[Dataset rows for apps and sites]
[Start of Attachment]
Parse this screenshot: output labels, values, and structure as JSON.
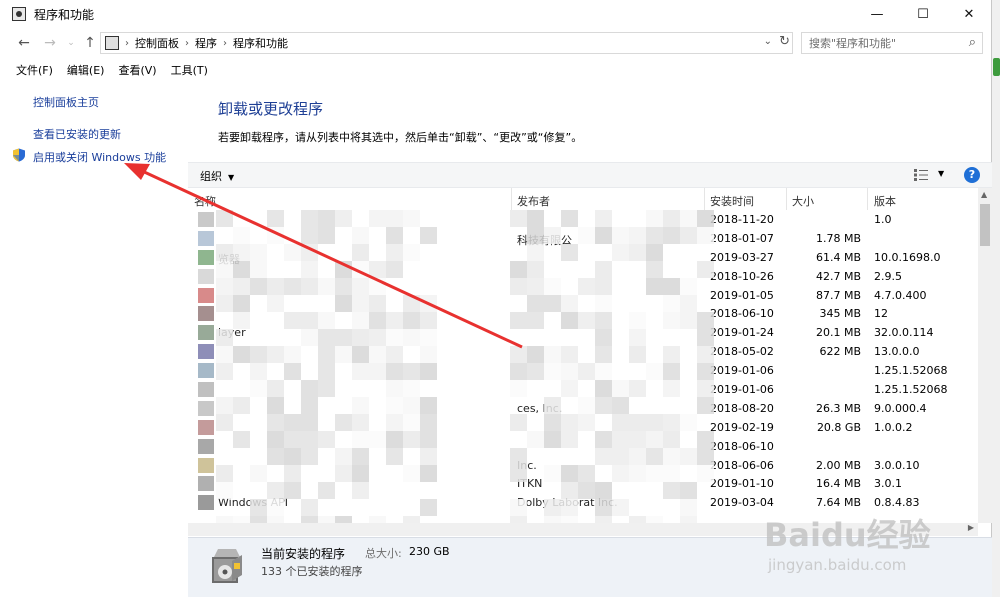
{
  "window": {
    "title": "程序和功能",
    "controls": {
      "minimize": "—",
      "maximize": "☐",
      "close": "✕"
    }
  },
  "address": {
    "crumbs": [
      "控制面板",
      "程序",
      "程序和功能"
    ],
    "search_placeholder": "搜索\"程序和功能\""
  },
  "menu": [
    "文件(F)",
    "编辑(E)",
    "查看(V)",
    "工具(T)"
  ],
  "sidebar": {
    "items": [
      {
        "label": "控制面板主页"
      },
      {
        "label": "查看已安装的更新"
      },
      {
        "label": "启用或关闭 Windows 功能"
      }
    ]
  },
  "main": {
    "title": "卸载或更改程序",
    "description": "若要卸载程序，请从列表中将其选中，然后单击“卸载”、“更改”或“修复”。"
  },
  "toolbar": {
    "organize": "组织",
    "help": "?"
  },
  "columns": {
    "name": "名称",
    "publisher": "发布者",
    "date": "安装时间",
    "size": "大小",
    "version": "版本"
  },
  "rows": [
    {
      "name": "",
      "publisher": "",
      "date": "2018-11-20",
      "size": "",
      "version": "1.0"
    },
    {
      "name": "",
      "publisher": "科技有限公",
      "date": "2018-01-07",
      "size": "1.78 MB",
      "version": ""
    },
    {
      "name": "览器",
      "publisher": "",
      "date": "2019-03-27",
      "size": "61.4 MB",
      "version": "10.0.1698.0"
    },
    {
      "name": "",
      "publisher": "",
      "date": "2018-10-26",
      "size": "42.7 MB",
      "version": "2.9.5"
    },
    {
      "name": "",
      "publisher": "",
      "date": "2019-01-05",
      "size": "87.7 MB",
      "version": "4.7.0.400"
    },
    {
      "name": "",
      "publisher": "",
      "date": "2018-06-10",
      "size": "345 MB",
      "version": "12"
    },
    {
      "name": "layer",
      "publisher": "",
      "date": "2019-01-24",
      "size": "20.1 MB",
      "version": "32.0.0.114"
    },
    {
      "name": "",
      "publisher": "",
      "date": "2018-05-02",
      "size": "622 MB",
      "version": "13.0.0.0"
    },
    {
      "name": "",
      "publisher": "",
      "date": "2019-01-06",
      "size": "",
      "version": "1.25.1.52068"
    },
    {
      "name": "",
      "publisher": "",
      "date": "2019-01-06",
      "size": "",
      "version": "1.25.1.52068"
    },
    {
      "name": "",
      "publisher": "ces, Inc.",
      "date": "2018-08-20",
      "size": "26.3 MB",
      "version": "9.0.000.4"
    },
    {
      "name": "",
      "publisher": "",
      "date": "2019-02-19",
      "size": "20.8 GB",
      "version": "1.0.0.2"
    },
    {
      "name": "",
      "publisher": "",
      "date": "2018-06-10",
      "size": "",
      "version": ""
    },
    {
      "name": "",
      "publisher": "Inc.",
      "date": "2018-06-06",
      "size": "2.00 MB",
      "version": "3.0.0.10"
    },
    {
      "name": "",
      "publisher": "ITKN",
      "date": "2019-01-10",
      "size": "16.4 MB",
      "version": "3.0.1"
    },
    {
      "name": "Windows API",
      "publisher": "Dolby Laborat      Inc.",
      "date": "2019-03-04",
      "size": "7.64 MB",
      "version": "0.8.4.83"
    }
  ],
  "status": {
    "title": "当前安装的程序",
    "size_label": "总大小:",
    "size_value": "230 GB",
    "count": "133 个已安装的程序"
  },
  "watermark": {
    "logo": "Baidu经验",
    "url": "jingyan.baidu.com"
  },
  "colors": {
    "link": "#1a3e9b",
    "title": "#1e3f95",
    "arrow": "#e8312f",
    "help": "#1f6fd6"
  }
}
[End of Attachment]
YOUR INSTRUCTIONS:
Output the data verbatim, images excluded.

SOLVED PROBLEM:
Parse this screenshot: output labels, values, and structure as JSON.
{
  "window": {
    "title": "程序和功能",
    "controls": {
      "minimize": "—",
      "maximize": "☐",
      "close": "✕"
    }
  },
  "address": {
    "crumbs": [
      "控制面板",
      "程序",
      "程序和功能"
    ],
    "search_placeholder": "搜索\"程序和功能\""
  },
  "menu": [
    "文件(F)",
    "编辑(E)",
    "查看(V)",
    "工具(T)"
  ],
  "sidebar": {
    "items": [
      {
        "label": "控制面板主页"
      },
      {
        "label": "查看已安装的更新"
      },
      {
        "label": "启用或关闭 Windows 功能"
      }
    ]
  },
  "main": {
    "title": "卸载或更改程序",
    "description": "若要卸载程序，请从列表中将其选中，然后单击“卸载”、“更改”或“修复”。"
  },
  "toolbar": {
    "organize": "组织",
    "help": "?"
  },
  "columns": {
    "name": "名称",
    "publisher": "发布者",
    "date": "安装时间",
    "size": "大小",
    "version": "版本"
  },
  "rows": [
    {
      "name": "",
      "publisher": "",
      "date": "2018-11-20",
      "size": "",
      "version": "1.0"
    },
    {
      "name": "",
      "publisher": "科技有限公",
      "date": "2018-01-07",
      "size": "1.78 MB",
      "version": ""
    },
    {
      "name": "览器",
      "publisher": "",
      "date": "2019-03-27",
      "size": "61.4 MB",
      "version": "10.0.1698.0"
    },
    {
      "name": "",
      "publisher": "",
      "date": "2018-10-26",
      "size": "42.7 MB",
      "version": "2.9.5"
    },
    {
      "name": "",
      "publisher": "",
      "date": "2019-01-05",
      "size": "87.7 MB",
      "version": "4.7.0.400"
    },
    {
      "name": "",
      "publisher": "",
      "date": "2018-06-10",
      "size": "345 MB",
      "version": "12"
    },
    {
      "name": "layer",
      "publisher": "",
      "date": "2019-01-24",
      "size": "20.1 MB",
      "version": "32.0.0.114"
    },
    {
      "name": "",
      "publisher": "",
      "date": "2018-05-02",
      "size": "622 MB",
      "version": "13.0.0.0"
    },
    {
      "name": "",
      "publisher": "",
      "date": "2019-01-06",
      "size": "",
      "version": "1.25.1.52068"
    },
    {
      "name": "",
      "publisher": "",
      "date": "2019-01-06",
      "size": "",
      "version": "1.25.1.52068"
    },
    {
      "name": "",
      "publisher": "ces, Inc.",
      "date": "2018-08-20",
      "size": "26.3 MB",
      "version": "9.0.000.4"
    },
    {
      "name": "",
      "publisher": "",
      "date": "2019-02-19",
      "size": "20.8 GB",
      "version": "1.0.0.2"
    },
    {
      "name": "",
      "publisher": "",
      "date": "2018-06-10",
      "size": "",
      "version": ""
    },
    {
      "name": "",
      "publisher": "Inc.",
      "date": "2018-06-06",
      "size": "2.00 MB",
      "version": "3.0.0.10"
    },
    {
      "name": "",
      "publisher": "ITKN",
      "date": "2019-01-10",
      "size": "16.4 MB",
      "version": "3.0.1"
    },
    {
      "name": "Windows API",
      "publisher": "Dolby Laborat      Inc.",
      "date": "2019-03-04",
      "size": "7.64 MB",
      "version": "0.8.4.83"
    }
  ],
  "status": {
    "title": "当前安装的程序",
    "size_label": "总大小:",
    "size_value": "230 GB",
    "count": "133 个已安装的程序"
  },
  "watermark": {
    "logo": "Baidu经验",
    "url": "jingyan.baidu.com"
  },
  "colors": {
    "link": "#1a3e9b",
    "title": "#1e3f95",
    "arrow": "#e8312f",
    "help": "#1f6fd6"
  }
}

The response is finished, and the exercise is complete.